As Glen explains, “Players must understand that walking out onto the oval and saying things like, ‘Come on guys, let’s get them Johnno, insert other typical comment here’. These comments actually make very little difference on the field. Studies prove that 93% of communication is non-verbal, meaning your words are only 7% of what your team-mates and opposition see.”
According to Glen, “It’s not what you say neccessarily, but rather how you say it with your body language that matters most.”
When Glen works with players, he tells them to show strength and dominance in their body language. Almost a show of arrogance if you like.
He tells them that when they walk out onto the oval, they must walk out “LIKE THEY OWN THE F*(&U* PLANET!” This means walking out with head up, shoulders back, eye contact and walking with that ‘swagger’.
Glen often shows athletes footage of the great Viv Richards walking out on to a cricket pitch to terrorise bowlers.
According to Glen, “Viv Richards could walk out onto a pitch against Jeff Thompson and Dennis Lillee, with a new ball, no helmet and a bouncy wicket.
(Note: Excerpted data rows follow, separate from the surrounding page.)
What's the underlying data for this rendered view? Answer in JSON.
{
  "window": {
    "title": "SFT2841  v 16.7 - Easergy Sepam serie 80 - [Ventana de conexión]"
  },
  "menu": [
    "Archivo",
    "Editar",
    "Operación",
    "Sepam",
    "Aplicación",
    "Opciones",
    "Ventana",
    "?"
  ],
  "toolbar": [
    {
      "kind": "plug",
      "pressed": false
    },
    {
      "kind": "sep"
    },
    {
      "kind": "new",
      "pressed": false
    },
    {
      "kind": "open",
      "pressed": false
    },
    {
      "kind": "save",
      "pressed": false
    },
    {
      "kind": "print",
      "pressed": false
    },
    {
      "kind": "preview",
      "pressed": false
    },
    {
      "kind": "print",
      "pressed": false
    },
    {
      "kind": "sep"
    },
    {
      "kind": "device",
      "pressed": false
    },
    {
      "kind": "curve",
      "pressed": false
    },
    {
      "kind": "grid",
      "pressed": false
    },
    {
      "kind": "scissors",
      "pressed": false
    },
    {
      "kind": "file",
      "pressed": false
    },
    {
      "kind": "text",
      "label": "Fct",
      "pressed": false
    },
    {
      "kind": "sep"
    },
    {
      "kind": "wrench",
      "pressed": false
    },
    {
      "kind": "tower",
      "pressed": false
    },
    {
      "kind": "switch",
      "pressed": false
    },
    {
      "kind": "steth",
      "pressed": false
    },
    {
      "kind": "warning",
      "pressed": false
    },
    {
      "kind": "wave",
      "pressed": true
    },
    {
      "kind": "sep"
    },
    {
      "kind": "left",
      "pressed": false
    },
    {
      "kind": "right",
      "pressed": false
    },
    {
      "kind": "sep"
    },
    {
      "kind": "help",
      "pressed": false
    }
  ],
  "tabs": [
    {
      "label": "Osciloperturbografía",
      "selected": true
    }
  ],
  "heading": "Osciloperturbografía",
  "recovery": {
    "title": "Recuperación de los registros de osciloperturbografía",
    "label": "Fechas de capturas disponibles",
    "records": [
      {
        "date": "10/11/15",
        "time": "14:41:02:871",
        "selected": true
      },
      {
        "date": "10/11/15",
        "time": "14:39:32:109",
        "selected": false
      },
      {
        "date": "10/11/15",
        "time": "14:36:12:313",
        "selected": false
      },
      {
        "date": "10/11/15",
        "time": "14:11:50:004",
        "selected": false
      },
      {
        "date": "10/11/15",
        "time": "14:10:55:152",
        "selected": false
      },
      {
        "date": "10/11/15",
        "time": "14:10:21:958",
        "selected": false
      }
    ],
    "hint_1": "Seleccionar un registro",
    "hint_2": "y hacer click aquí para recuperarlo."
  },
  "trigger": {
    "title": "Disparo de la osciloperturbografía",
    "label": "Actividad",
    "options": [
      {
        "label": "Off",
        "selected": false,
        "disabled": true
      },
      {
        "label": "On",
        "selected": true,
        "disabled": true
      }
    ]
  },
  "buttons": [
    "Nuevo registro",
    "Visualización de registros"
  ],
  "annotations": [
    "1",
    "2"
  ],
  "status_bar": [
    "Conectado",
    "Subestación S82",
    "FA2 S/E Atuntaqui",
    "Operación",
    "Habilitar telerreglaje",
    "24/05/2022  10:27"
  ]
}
It wouldn’t matter what the situation was, Viv would always walk out like he owned the bowlers and they were going to bowl a tennis ball to him.”
“And this swagger didn’t change when he walked off the pitch, regardless of whether he scored a duck or a double century. The confidence – almost arrogance – in his swagger always intimidated his opponents and gave his team mates confidence.”
This is the kind of swagger and body language that Glen tells his athletes and teams to emulate. And if they aren’t confident, then Glen tells them to “fake it before you make it”.
Football has come a long way in recent years. While coaches focus on the latest zone defences, advances in strength and conditioning training, and video reviews, the subject of sports psychology seems to have snuck under the radar.
But it seems not for much longer, as more state league and amateur clubs begin to copy the AFL’s lead and employ the services of a sports psychologist.
Goal setting, taking on a champion’s mindset and mastering your inner self-talk and body language are all success traits of champion athletes and teams, and something all coaches should be educating their players on.
They are gifts coaches can leave with their players to set them up for success in future seasons when they may not be there, and even better, in their personal lives outside of football. And how awesome would that be!
SIDEBAR: Aside from working with athletes on their psychology, Glen can also help teams develop their leadership groups, show coaches how to better communicate with their players, and clubs develop a winning culture. He often runs group workshops and training sessions for coaches and players alike.
If you would like information on when Glen runs his training sessions, sign up to his excellent sports psychology newsletter at www.murdochcoaching.com.au. Or conversely, you can personally call him direct on 0425737169 or email him at firstname.lastname@example.org to discuss any of your problems or needs.
Title photo by Jimmy Harris via: freeforcommercialuse.org.